App and web page records
····················
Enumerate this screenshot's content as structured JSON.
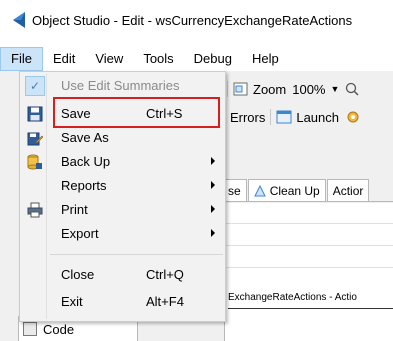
{
  "window": {
    "title": "Object Studio  - Edit - wsCurrencyExchangeRateActions"
  },
  "menubar": {
    "items": [
      {
        "label": "File"
      },
      {
        "label": "Edit"
      },
      {
        "label": "View"
      },
      {
        "label": "Tools"
      },
      {
        "label": "Debug"
      },
      {
        "label": "Help"
      }
    ]
  },
  "toolbar": {
    "zoom_label": "Zoom",
    "zoom_value": "100%",
    "errors_label": ") Errors",
    "launch_label": "Launch"
  },
  "tabs": {
    "items": [
      {
        "label": "se"
      },
      {
        "label": "Clean Up"
      },
      {
        "label": "Actior"
      }
    ]
  },
  "document": {
    "caption": "ExchangeRateActions - Actio"
  },
  "left_pane": {
    "code_label": "Code"
  },
  "file_menu": {
    "items": [
      {
        "label": "Use Edit Summaries",
        "shortcut": "",
        "enabled": false,
        "checked": true,
        "submenu": false,
        "icon": "check-icon"
      },
      {
        "label": "Save",
        "shortcut": "Ctrl+S",
        "enabled": true,
        "checked": false,
        "submenu": false,
        "icon": "save-icon"
      },
      {
        "label": "Save As",
        "shortcut": "",
        "enabled": true,
        "checked": false,
        "submenu": false,
        "icon": "save-as-icon"
      },
      {
        "label": "Back Up",
        "shortcut": "",
        "enabled": true,
        "checked": false,
        "submenu": true,
        "icon": "backup-icon"
      },
      {
        "label": "Reports",
        "shortcut": "",
        "enabled": true,
        "checked": false,
        "submenu": true,
        "icon": ""
      },
      {
        "label": "Print",
        "shortcut": "",
        "enabled": true,
        "checked": false,
        "submenu": true,
        "icon": "print-icon"
      },
      {
        "label": "Export",
        "shortcut": "",
        "enabled": true,
        "checked": false,
        "submenu": true,
        "icon": ""
      },
      {
        "label": "Close",
        "shortcut": "Ctrl+Q",
        "enabled": true,
        "checked": false,
        "submenu": false,
        "icon": ""
      },
      {
        "label": "Exit",
        "shortcut": "Alt+F4",
        "enabled": true,
        "checked": false,
        "submenu": false,
        "icon": ""
      }
    ]
  },
  "colors": {
    "highlight_border": "#d62020",
    "menu_bg": "#f2f2f2",
    "active_menu_bg": "#cce4f7",
    "app_icon": "#1f5fa8"
  }
}
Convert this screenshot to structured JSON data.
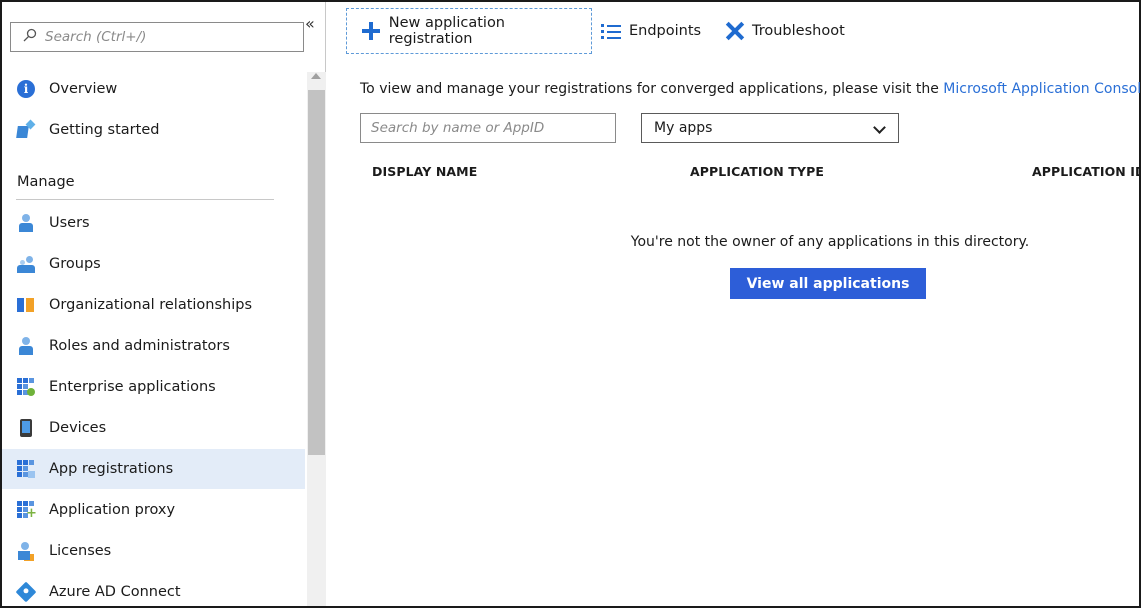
{
  "sidebar": {
    "search_placeholder": "Search (Ctrl+/)",
    "collapse_glyph": "«",
    "top_items": [
      {
        "label": "Overview",
        "icon": "info-icon"
      },
      {
        "label": "Getting started",
        "icon": "rocket-icon"
      }
    ],
    "section_title": "Manage",
    "manage_items": [
      {
        "label": "Users",
        "icon": "user-icon"
      },
      {
        "label": "Groups",
        "icon": "group-icon"
      },
      {
        "label": "Organizational relationships",
        "icon": "org-relationships-icon"
      },
      {
        "label": "Roles and administrators",
        "icon": "roles-icon"
      },
      {
        "label": "Enterprise applications",
        "icon": "enterprise-apps-icon"
      },
      {
        "label": "Devices",
        "icon": "device-icon"
      },
      {
        "label": "App registrations",
        "icon": "app-registrations-icon",
        "selected": true
      },
      {
        "label": "Application proxy",
        "icon": "app-proxy-icon"
      },
      {
        "label": "Licenses",
        "icon": "license-icon"
      },
      {
        "label": "Azure AD Connect",
        "icon": "azure-ad-connect-icon"
      }
    ]
  },
  "toolbar": {
    "new_label": "New application registration",
    "endpoints_label": "Endpoints",
    "troubleshoot_label": "Troubleshoot"
  },
  "main": {
    "notice_text": "To view and manage your registrations for converged applications, please visit the ",
    "notice_link": "Microsoft Application Console",
    "notice_end": ".",
    "filter_placeholder": "Search by name or AppID",
    "dropdown_value": "My apps",
    "columns": [
      "DISPLAY NAME",
      "APPLICATION TYPE",
      "APPLICATION ID"
    ],
    "empty_message": "You're not the owner of any applications in this directory.",
    "view_all_label": "View all applications"
  },
  "colors": {
    "accent": "#2a6fd6",
    "primary_button": "#2d5ed8",
    "selected_row": "#e3ecf8"
  }
}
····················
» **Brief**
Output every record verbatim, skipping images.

» **Exercise response**
Enumerate this screenshot's content as structured JSON.
{
  "window": {
    "title": "Object Studio  - Edit - wsCurrencyExchangeRateActions"
  },
  "menubar": {
    "items": [
      {
        "label": "File"
      },
      {
        "label": "Edit"
      },
      {
        "label": "View"
      },
      {
        "label": "Tools"
      },
      {
        "label": "Debug"
      },
      {
        "label": "Help"
      }
    ]
  },
  "toolbar": {
    "zoom_label": "Zoom",
    "zoom_value": "100%",
    "errors_label": ") Errors",
    "launch_label": "Launch"
  },
  "tabs": {
    "items": [
      {
        "label": "se"
      },
      {
        "label": "Clean Up"
      },
      {
        "label": "Actior"
      }
    ]
  },
  "document": {
    "caption": "ExchangeRateActions - Actio"
  },
  "left_pane": {
    "code_label": "Code"
  },
  "file_menu": {
    "items": [
      {
        "label": "Use Edit Summaries",
        "shortcut": "",
        "enabled": false,
        "checked": true,
        "submenu": false,
        "icon": "check-icon"
      },
      {
        "label": "Save",
        "shortcut": "Ctrl+S",
        "enabled": true,
        "checked": false,
        "submenu": false,
        "icon": "save-icon"
      },
      {
        "label": "Save As",
        "shortcut": "",
        "enabled": true,
        "checked": false,
        "submenu": false,
        "icon": "save-as-icon"
      },
      {
        "label": "Back Up",
        "shortcut": "",
        "enabled": true,
        "checked": false,
        "submenu": true,
        "icon": "backup-icon"
      },
      {
        "label": "Reports",
        "shortcut": "",
        "enabled": true,
        "checked": false,
        "submenu": true,
        "icon": ""
      },
      {
        "label": "Print",
        "shortcut": "",
        "enabled": true,
        "checked": false,
        "submenu": true,
        "icon": "print-icon"
      },
      {
        "label": "Export",
        "shortcut": "",
        "enabled": true,
        "checked": false,
        "submenu": true,
        "icon": ""
      },
      {
        "label": "Close",
        "shortcut": "Ctrl+Q",
        "enabled": true,
        "checked": false,
        "submenu": false,
        "icon": ""
      },
      {
        "label": "Exit",
        "shortcut": "Alt+F4",
        "enabled": true,
        "checked": false,
        "submenu": false,
        "icon": ""
      }
    ]
  },
  "colors": {
    "highlight_border": "#d62020",
    "menu_bg": "#f2f2f2",
    "active_menu_bg": "#cce4f7",
    "app_icon": "#1f5fa8"
  }
}
Convert this screenshot to structured JSON data.
{
  "sidebar": {
    "search_placeholder": "Search (Ctrl+/)",
    "collapse_glyph": "«",
    "top_items": [
      {
        "label": "Overview",
        "icon": "info-icon"
      },
      {
        "label": "Getting started",
        "icon": "rocket-icon"
      }
    ],
    "section_title": "Manage",
    "manage_items": [
      {
        "label": "Users",
        "icon": "user-icon"
      },
      {
        "label": "Groups",
        "icon": "group-icon"
      },
      {
        "label": "Organizational relationships",
        "icon": "org-relationships-icon"
      },
      {
        "label": "Roles and administrators",
        "icon": "roles-icon"
      },
      {
        "label": "Enterprise applications",
        "icon": "enterprise-apps-icon"
      },
      {
        "label": "Devices",
        "icon": "device-icon"
      },
      {
        "label": "App registrations",
        "icon": "app-registrations-icon",
        "selected": true
      },
      {
        "label": "Application proxy",
        "icon": "app-proxy-icon"
      },
      {
        "label": "Licenses",
        "icon": "license-icon"
      },
      {
        "label": "Azure AD Connect",
        "icon": "azure-ad-connect-icon"
      }
    ]
  },
  "toolbar": {
    "new_label": "New application registration",
    "endpoints_label": "Endpoints",
    "troubleshoot_label": "Troubleshoot"
  },
  "main": {
    "notice_text": "To view and manage your registrations for converged applications, please visit the ",
    "notice_link": "Microsoft Application Console",
    "notice_end": ".",
    "filter_placeholder": "Search by name or AppID",
    "dropdown_value": "My apps",
    "columns": [
      "DISPLAY NAME",
      "APPLICATION TYPE",
      "APPLICATION ID"
    ],
    "empty_message": "You're not the owner of any applications in this directory.",
    "view_all_label": "View all applications"
  },
  "colors": {
    "accent": "#2a6fd6",
    "primary_button": "#2d5ed8",
    "selected_row": "#e3ecf8"
  }
}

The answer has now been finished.